Interface dataset entries:
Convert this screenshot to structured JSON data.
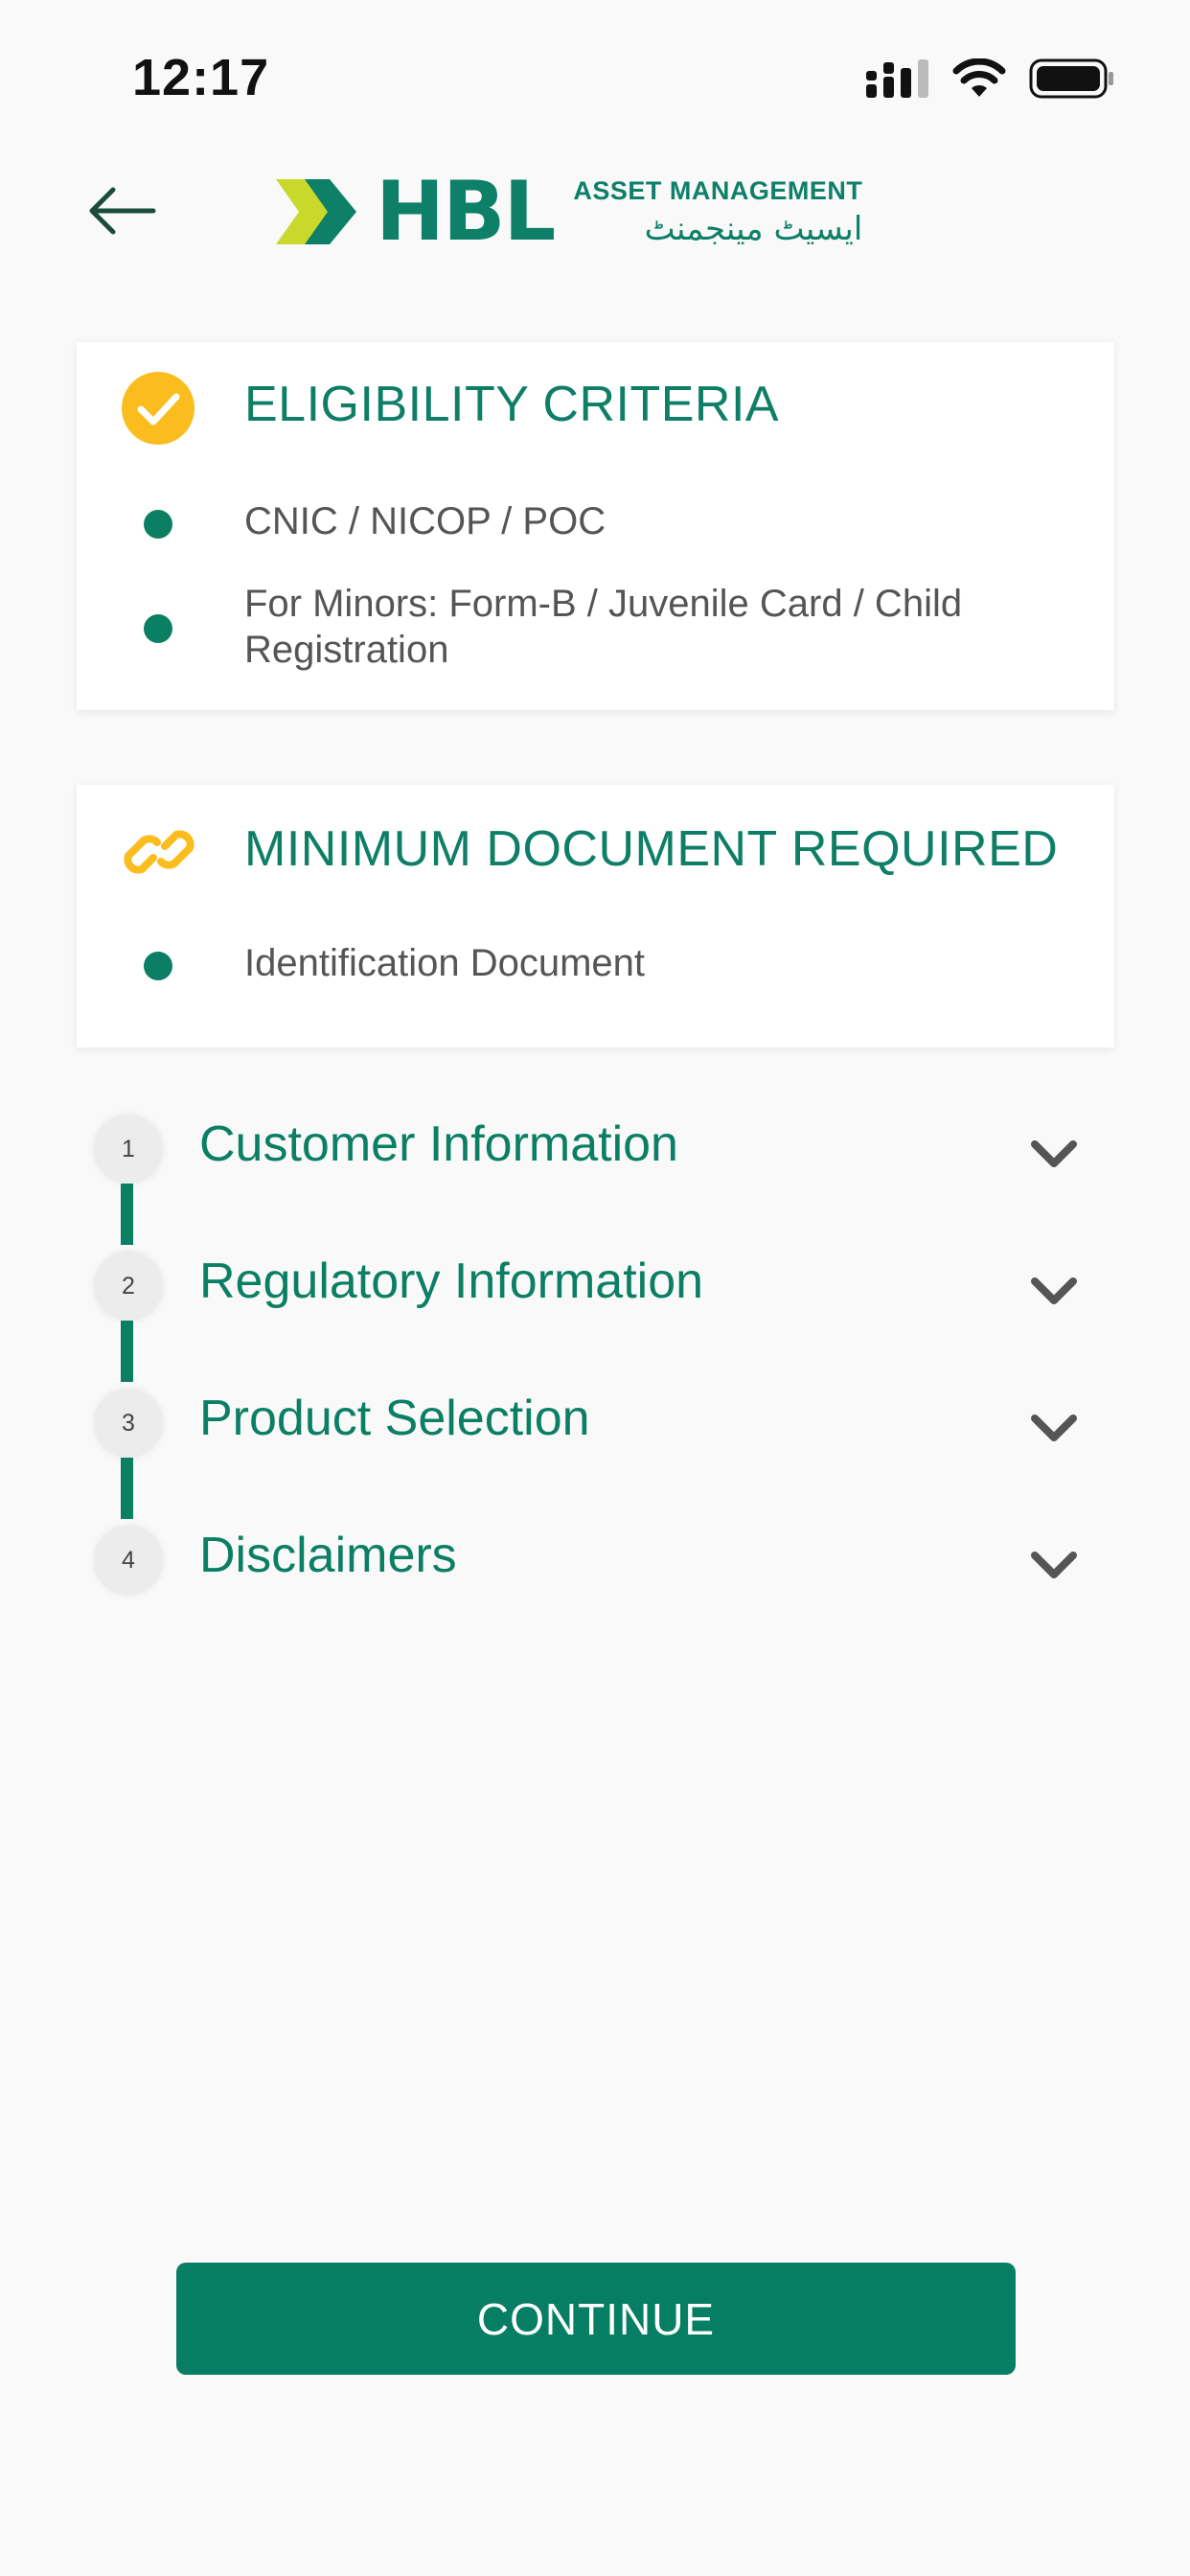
{
  "status_bar": {
    "time": "12:17"
  },
  "header": {
    "logo_mark": "HBL",
    "logo_subtitle": "ASSET MANAGEMENT",
    "logo_urdu": "ایسیٹ مینجمنٹ"
  },
  "eligibility": {
    "title": "ELIGIBILITY CRITERIA",
    "items": [
      "CNIC / NICOP / POC",
      "For Minors: Form-B / Juvenile Card / Child Registration"
    ]
  },
  "documents": {
    "title": "MINIMUM DOCUMENT REQUIRED",
    "items": [
      "Identification Document"
    ]
  },
  "steps": [
    {
      "number": "1",
      "label": "Customer Information"
    },
    {
      "number": "2",
      "label": "Regulatory Information"
    },
    {
      "number": "3",
      "label": "Product Selection"
    },
    {
      "number": "4",
      "label": "Disclaimers"
    }
  ],
  "continue_label": "CONTINUE",
  "colors": {
    "brand_green": "#0b7f63",
    "accent_yellow": "#fbbd1e",
    "logo_lime": "#c8d92b"
  }
}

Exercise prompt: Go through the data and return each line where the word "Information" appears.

Answer to the exercise:
      "label": "Customer Information"
      "label": "Regulatory Information"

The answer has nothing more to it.